**Data supplied**
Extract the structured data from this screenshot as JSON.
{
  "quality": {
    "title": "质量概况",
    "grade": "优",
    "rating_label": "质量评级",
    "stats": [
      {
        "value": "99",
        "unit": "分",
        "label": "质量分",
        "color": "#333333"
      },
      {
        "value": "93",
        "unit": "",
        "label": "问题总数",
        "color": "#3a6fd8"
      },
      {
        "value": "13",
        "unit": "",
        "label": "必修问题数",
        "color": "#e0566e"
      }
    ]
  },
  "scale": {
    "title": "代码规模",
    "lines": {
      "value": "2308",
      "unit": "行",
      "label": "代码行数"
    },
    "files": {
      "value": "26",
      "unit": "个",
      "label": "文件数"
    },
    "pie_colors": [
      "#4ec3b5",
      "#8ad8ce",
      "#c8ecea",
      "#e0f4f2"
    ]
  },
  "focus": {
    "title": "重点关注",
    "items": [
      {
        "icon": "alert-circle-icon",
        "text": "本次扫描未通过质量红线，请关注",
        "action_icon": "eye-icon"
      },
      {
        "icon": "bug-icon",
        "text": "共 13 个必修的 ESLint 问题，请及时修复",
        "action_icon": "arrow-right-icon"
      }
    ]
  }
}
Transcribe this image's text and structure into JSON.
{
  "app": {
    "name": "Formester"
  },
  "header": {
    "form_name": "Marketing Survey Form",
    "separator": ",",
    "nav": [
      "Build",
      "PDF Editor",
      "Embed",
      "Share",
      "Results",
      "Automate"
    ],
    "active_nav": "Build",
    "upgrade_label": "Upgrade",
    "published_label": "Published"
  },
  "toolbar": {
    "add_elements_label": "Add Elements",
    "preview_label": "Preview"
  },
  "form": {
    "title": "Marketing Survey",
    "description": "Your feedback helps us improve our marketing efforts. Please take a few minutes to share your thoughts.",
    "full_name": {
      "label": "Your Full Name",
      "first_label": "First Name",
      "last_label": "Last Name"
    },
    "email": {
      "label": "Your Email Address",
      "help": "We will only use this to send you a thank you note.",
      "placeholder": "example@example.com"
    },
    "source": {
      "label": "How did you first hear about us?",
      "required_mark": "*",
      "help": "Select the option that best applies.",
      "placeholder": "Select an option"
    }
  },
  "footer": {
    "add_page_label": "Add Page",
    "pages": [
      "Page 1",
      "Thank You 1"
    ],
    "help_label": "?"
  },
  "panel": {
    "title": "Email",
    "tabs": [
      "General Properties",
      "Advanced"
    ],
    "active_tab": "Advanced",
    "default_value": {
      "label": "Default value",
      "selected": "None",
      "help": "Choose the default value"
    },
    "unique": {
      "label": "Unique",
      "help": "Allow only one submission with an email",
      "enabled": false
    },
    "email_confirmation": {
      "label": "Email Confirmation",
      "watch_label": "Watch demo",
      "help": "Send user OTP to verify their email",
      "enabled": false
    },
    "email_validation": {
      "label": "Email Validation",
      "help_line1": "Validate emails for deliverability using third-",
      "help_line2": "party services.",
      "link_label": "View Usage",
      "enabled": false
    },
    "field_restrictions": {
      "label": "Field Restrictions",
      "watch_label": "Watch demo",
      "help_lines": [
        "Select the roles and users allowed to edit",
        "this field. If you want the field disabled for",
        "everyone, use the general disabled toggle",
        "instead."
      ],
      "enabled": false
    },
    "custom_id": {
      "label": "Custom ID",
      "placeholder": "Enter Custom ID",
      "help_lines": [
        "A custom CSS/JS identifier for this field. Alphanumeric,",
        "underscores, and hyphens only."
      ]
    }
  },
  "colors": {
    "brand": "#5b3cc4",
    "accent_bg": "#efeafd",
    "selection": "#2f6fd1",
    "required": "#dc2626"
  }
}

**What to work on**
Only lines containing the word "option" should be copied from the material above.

**Solution**
      "help": "Select the option that best applies.",
      "placeholder": "Select an option"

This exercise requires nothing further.